The flashback is dead. It’s at least on life support. Readers don’t want excursions into the past, complete with scenes and dialogue, to learn about a character. As writers of fiction, we’ve got to stick to the storyline.
I guess this is pretty sound advice. Flashbacks handled poorly just interrupt the narrative train and slow things down. But I have to say that handled well, I think they can be magical, blurring the line between past and present and showing how one leads into the other. Check out Dennis McFarland’s novel, The Music Room, one of my favorites. It’s chockfull of flashbacks, and they’re as memorable as the storyline, if not more so.
But flashbacks do present myriad structural challenges, and that’s why I’m keeping away from them in my new project. A workshop teacher once told me that flashbacks are evidence that the writer isn’t able to “bring the past into the story in a natural, seamless way.” This isn’t always the case, of course, but I think it’s probably dead-on in many instances.
A novel’s structure, this teacher said, includes scenes and summaries, with the latter serving as passages between scenes. Summaries are a way of telling events. They can be used to bring information from the past into the story. But they are NOT flashbacks.

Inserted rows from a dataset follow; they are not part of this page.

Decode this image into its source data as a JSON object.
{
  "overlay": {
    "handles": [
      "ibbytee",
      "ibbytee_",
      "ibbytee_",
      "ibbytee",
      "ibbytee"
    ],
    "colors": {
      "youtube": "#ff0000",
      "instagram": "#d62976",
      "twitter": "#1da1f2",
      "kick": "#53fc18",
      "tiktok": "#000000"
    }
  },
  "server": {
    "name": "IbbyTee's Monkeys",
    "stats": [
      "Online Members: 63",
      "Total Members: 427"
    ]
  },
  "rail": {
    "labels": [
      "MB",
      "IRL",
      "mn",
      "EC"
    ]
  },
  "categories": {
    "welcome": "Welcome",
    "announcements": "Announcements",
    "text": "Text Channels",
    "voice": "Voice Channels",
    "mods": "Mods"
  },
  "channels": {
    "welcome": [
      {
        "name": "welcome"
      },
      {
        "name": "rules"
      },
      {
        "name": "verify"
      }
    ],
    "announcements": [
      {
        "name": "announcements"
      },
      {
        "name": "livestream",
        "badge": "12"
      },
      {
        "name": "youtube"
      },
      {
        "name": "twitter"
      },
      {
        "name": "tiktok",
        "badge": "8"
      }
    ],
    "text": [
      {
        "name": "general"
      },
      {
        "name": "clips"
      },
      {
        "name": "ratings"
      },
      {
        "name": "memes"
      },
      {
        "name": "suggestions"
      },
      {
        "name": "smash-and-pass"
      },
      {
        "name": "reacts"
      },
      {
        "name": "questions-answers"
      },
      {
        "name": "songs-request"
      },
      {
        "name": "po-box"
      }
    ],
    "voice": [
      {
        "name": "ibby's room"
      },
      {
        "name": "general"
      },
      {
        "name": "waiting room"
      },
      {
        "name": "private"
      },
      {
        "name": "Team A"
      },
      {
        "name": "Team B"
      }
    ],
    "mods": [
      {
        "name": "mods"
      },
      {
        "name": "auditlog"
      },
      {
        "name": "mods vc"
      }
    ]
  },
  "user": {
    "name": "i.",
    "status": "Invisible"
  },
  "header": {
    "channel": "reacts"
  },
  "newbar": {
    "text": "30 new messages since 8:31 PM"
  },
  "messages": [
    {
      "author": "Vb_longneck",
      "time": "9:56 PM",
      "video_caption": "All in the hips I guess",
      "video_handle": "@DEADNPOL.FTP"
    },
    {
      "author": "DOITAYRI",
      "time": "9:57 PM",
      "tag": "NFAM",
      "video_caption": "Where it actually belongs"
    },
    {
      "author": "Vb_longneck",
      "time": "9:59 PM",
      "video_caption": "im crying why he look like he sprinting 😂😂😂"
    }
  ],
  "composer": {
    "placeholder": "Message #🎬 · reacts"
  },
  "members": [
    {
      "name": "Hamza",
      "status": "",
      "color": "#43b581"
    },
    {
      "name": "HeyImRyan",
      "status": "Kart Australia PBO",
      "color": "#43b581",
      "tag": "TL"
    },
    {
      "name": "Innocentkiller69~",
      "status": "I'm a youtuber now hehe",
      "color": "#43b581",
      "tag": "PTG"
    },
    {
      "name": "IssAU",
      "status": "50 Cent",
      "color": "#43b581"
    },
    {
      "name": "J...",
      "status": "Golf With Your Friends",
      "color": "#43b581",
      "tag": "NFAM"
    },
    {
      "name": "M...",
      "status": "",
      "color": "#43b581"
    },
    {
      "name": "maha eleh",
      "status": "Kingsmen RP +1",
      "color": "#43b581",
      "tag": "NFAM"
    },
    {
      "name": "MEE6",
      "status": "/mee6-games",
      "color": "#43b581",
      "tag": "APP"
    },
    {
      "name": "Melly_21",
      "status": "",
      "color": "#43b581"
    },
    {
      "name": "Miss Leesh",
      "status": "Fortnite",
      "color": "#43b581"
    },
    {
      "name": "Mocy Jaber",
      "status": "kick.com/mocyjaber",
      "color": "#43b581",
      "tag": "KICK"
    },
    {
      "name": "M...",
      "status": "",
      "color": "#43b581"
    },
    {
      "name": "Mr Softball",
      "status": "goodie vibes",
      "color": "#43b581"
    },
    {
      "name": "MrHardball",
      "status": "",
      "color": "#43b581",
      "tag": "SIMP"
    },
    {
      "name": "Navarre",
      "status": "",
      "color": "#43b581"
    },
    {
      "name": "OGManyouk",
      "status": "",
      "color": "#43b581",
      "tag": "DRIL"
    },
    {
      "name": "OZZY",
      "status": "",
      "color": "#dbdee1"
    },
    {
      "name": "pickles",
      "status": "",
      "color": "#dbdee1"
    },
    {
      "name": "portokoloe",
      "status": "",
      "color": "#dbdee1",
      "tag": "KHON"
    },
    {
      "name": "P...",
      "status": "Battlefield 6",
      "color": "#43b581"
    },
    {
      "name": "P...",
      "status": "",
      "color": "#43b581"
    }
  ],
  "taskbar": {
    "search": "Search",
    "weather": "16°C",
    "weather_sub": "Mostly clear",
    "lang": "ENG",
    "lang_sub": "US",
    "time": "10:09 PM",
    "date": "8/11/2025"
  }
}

Janet Burroway’s Writing Fiction has more to say on summaries. Check it out, if any of this is resonating with you.